Place ice packs on the dressing (bandage) over your wound (incision) 4 to 6 times a day for about 20 minutes each time. Wrap the ice in a clean towel or cloth. DO NOT place it directly on the dressing. Ice helps keep swelling down.
Taking ibuprofen (Advil, Motrin) or other similar medicines may help. Ask your doctor about using them.
Your doctor may give you a prescription for pain medicines. Get it filled on your way home so you have it when you need it.
The first week after surgery you may have a thick bandage or a splint. You should begin moving your arm gently, as recommended by your surgeon.
After the first week, your bandage, splint, and stitches will be removed.
Keep your bandage and your wound clean and dry. Your surgeon will tell you when it is ok to change your address. Also change your dressing if it gets dirty or wet.
You will likely see your surgeon in about 1 week.
Activity and Exercise
You should start stretching exercises after the splint is removed to increase flexibility and range of motion. The surgeon may also refer you to see a physical therapist to work on stretching and strengthening your forearm muscles. This can begin after 3 to 4 weeks. Keep doing the exercises for as long as you are told. This helps ensure tennis elbow will not return.
You may be prescribed a wrist brace. If so, wear it to avoid extending your wrist and pulling on the repaired elbow tendon.
You should be able to return to normal activity and sports after 4 to 6 months.
When to Call the Doctor
After the operation, call the surgeon if you notice any of the following around your elbow:
- Severe or increased pain
- Changes in skin color around or below your elbow
- Numbness or tingling in your fingers or hand
- Your hand or fingers look darker than normal or are cool to the touch
- Or if you have other worrying symptoms
Lateral epicondylitis surgery - discharge; Lateral tendinosis surgery - discharge; Lateral tennis elbow surgery - discharge
Gosens T. Lateral and medical epicondylitis. In: Stanley D, Trail IA, eds. Operative Elbow Surgery. Philadelphia, PA: Elsevier; 2012:chap 35.

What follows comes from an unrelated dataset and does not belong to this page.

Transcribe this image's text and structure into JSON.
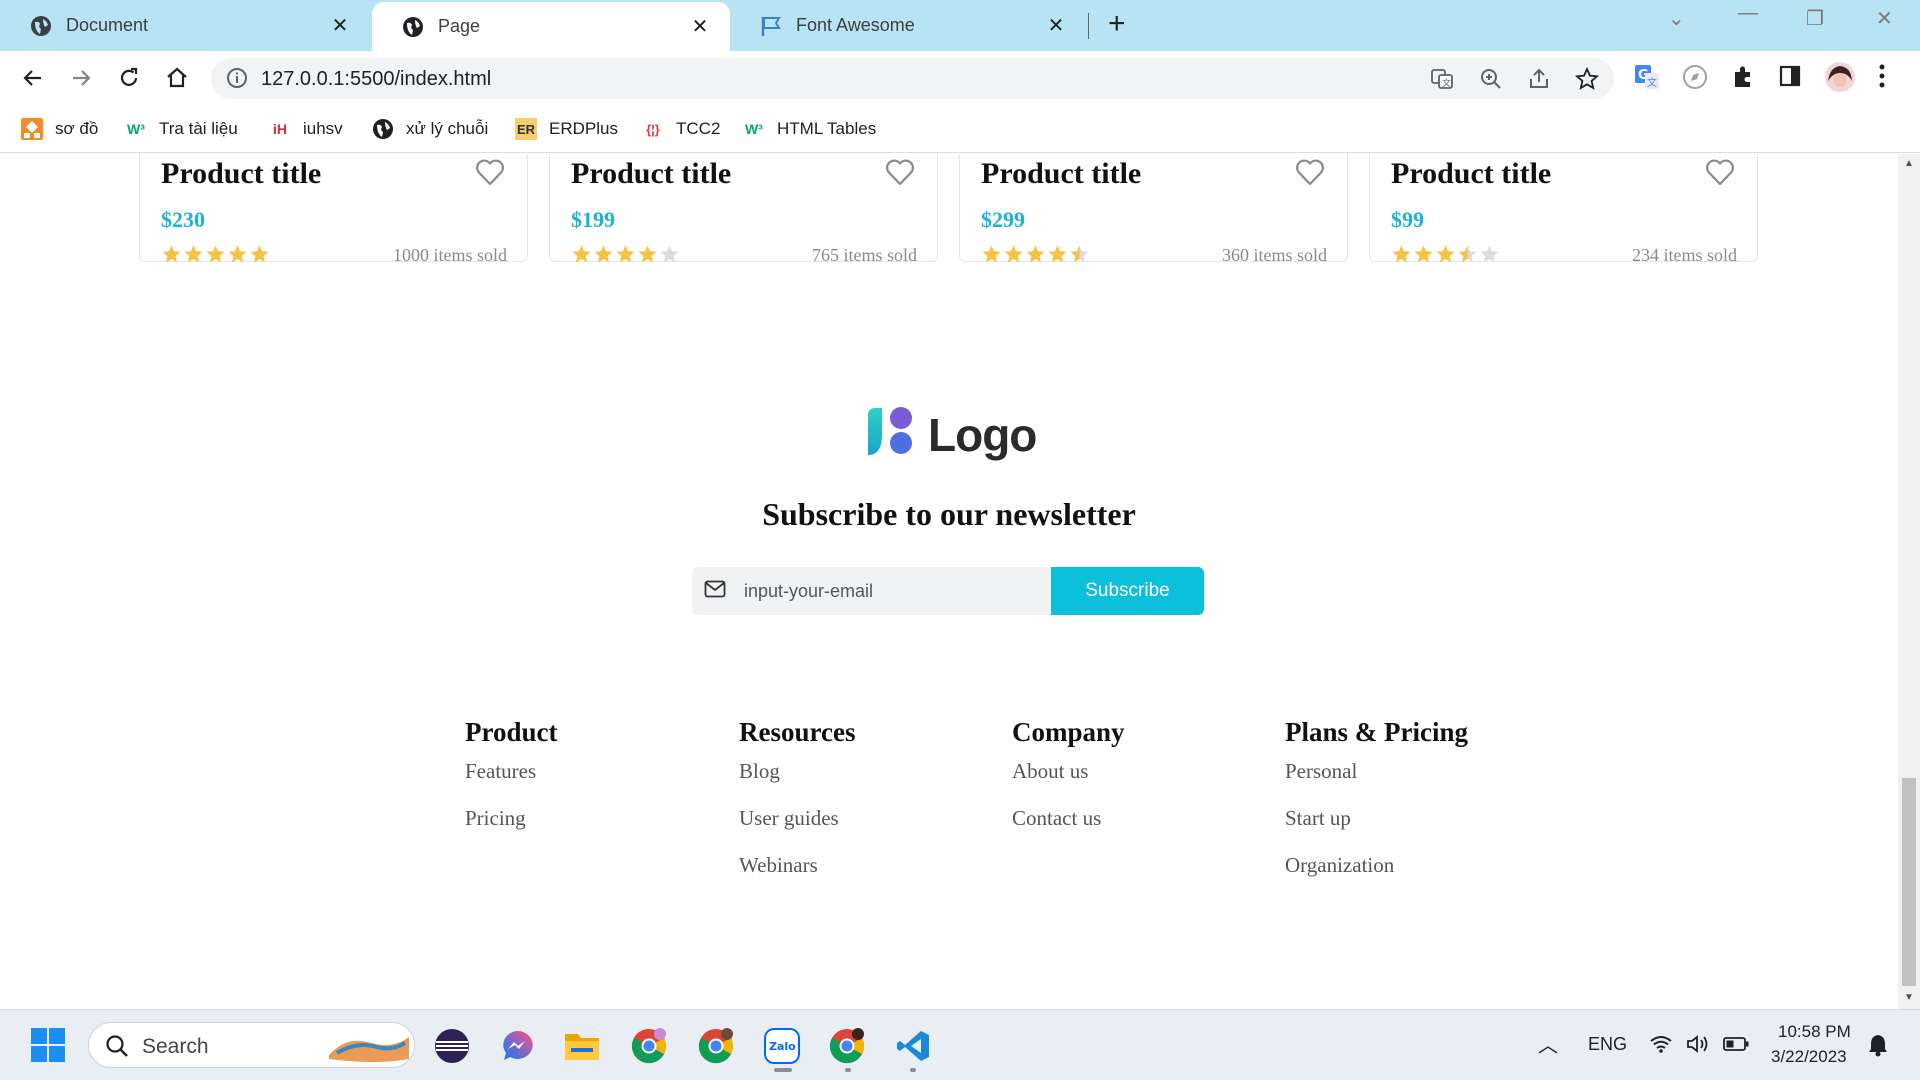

Wolf JM. Elbow tendinopathies and bursitis. In: Miller MD, Thompson SR, eds. DeLee and Drez's Orthopaedic Sports Medicine: Principles and Practice. 4th ed. Philadelphia, PA: Elsevier Saunders; 2014:chap 65.
Update Date 11/26/2014
Updated by: C. Benjamin Ma, MD, Assistant Professor, Chief, Sports Medicine and Shoulder Service, UCSF Department of Orthopaedic Surgery, San Francisco, CA. Also reviewed by David Zieve, MD, MHA, Isla Ogilvie, PhD, and the A.D.A.M. Editorial team.